# Stored records
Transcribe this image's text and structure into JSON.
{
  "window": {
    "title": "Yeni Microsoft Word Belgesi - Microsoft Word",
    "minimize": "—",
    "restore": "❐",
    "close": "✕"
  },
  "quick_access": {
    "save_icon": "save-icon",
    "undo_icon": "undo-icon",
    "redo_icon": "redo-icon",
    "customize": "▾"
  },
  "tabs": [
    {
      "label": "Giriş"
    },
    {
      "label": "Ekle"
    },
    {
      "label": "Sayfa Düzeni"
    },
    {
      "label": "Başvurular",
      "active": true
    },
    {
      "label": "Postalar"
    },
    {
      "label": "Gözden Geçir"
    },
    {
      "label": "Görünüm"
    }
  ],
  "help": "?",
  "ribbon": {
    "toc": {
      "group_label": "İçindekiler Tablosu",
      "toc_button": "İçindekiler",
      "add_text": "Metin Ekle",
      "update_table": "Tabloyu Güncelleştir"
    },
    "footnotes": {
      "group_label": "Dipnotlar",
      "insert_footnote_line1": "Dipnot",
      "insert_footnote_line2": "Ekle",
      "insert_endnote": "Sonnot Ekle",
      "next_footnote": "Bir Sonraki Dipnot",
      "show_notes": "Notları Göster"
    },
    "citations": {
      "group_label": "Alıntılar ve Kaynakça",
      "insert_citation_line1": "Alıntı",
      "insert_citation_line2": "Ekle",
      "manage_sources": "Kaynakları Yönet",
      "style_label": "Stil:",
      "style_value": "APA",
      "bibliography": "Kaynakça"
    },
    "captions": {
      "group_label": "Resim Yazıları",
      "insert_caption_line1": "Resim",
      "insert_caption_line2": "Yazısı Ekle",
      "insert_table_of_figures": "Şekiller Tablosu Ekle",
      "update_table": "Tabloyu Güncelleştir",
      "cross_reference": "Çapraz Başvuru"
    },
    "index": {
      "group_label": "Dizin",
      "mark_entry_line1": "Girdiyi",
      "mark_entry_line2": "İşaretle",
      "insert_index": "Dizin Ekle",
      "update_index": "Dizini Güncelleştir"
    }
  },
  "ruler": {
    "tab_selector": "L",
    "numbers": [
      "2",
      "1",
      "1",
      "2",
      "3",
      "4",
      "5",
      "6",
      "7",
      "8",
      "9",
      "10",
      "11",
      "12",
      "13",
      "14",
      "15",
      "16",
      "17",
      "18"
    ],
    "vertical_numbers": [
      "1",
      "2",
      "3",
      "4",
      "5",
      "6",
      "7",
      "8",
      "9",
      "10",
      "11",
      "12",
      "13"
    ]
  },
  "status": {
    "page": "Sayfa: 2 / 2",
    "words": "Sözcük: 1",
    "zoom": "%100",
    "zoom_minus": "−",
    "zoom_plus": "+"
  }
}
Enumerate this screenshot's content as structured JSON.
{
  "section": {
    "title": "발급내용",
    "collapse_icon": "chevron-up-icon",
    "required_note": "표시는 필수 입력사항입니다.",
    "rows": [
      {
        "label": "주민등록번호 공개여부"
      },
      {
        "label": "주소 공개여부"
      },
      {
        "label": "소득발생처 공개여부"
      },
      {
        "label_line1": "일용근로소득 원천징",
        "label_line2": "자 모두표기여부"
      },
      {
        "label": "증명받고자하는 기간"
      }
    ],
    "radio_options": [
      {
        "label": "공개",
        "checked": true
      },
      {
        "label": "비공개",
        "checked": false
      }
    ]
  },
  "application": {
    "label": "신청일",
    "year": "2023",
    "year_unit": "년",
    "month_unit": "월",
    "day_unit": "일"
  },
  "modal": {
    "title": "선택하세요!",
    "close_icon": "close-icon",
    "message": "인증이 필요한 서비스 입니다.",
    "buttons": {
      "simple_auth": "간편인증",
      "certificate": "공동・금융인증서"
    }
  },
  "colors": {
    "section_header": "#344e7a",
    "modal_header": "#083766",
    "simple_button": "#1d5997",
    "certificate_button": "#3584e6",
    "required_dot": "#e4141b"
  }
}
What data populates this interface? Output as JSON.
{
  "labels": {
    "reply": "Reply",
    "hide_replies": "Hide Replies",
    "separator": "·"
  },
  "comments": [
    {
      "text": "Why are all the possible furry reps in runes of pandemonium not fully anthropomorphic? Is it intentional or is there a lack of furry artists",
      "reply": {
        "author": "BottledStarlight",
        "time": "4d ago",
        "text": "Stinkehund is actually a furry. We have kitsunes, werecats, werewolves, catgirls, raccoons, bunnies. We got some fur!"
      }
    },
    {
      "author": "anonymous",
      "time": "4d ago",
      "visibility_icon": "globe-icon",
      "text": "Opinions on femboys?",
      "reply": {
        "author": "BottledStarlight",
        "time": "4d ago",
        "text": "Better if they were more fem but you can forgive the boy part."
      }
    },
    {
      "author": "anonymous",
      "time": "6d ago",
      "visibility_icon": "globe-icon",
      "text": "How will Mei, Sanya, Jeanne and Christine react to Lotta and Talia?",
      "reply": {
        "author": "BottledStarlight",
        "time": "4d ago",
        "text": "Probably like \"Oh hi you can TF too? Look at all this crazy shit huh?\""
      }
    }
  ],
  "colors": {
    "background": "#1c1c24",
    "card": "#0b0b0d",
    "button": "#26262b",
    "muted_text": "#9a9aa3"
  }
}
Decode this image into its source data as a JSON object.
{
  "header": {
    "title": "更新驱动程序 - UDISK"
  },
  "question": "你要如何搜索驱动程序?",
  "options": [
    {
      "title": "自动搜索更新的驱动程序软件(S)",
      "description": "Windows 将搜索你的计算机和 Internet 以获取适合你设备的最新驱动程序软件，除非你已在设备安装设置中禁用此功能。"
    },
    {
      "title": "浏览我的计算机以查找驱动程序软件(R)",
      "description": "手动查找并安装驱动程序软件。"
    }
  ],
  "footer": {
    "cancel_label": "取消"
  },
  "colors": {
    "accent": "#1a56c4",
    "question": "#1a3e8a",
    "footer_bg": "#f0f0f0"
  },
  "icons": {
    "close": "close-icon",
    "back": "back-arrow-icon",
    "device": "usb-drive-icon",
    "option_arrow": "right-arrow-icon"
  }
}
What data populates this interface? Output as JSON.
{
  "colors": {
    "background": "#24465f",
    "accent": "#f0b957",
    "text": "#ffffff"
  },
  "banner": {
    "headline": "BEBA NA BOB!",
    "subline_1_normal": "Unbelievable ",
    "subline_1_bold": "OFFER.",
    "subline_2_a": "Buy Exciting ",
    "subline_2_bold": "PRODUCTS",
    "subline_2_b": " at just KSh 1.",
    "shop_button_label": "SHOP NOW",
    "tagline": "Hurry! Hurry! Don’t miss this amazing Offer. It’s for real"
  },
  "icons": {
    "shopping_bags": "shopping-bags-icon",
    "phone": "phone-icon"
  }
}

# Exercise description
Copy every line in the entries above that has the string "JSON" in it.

# Exercise response
Transcribe this image's text and structure into JSON.
Enumerate this screenshot's content as structured JSON.
What data populates this interface? Output as JSON.
Decode this image into its source data as a JSON object.
What data populates this interface? Output as JSON.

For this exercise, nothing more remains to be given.